Provided records START

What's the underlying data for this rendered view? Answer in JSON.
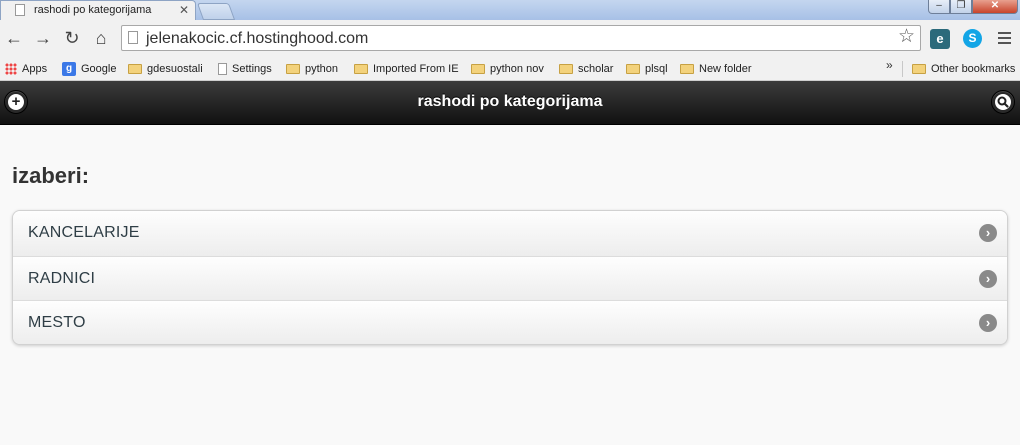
{
  "browser": {
    "tab_title": "rashodi po kategorijama",
    "url": "jelenakocic.cf.hostinghood.com",
    "bookmarks": [
      {
        "label": "Apps",
        "icon": "apps-grid-icon"
      },
      {
        "label": "Google",
        "icon": "google-icon"
      },
      {
        "label": "gdesuostali",
        "icon": "folder-icon"
      },
      {
        "label": "Settings",
        "icon": "page-icon"
      },
      {
        "label": "python",
        "icon": "folder-icon"
      },
      {
        "label": "Imported From IE",
        "icon": "folder-icon"
      },
      {
        "label": "python nov",
        "icon": "folder-icon"
      },
      {
        "label": "scholar",
        "icon": "folder-icon"
      },
      {
        "label": "plsql",
        "icon": "folder-icon"
      },
      {
        "label": "New folder",
        "icon": "folder-icon"
      }
    ],
    "more_bookmarks": "»",
    "other_bookmarks": "Other bookmarks"
  },
  "header": {
    "title": "rashodi po kategorijama",
    "left_button_icon": "plus-icon",
    "right_button_icon": "search-icon"
  },
  "main": {
    "heading": "izaberi:",
    "items": [
      {
        "label": "KANCELARIJE"
      },
      {
        "label": "RADNICI"
      },
      {
        "label": "MESTO"
      }
    ]
  },
  "colors": {
    "header_bg": "#111111",
    "page_bg": "#f9f9f9",
    "list_text": "#2f3e46",
    "arrow_icon_bg": "#8a8a8a"
  }
}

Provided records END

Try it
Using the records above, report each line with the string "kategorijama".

Result below
    "tab_title": "rashodi po kategorijama",
    "title": "rashodi po kategorijama",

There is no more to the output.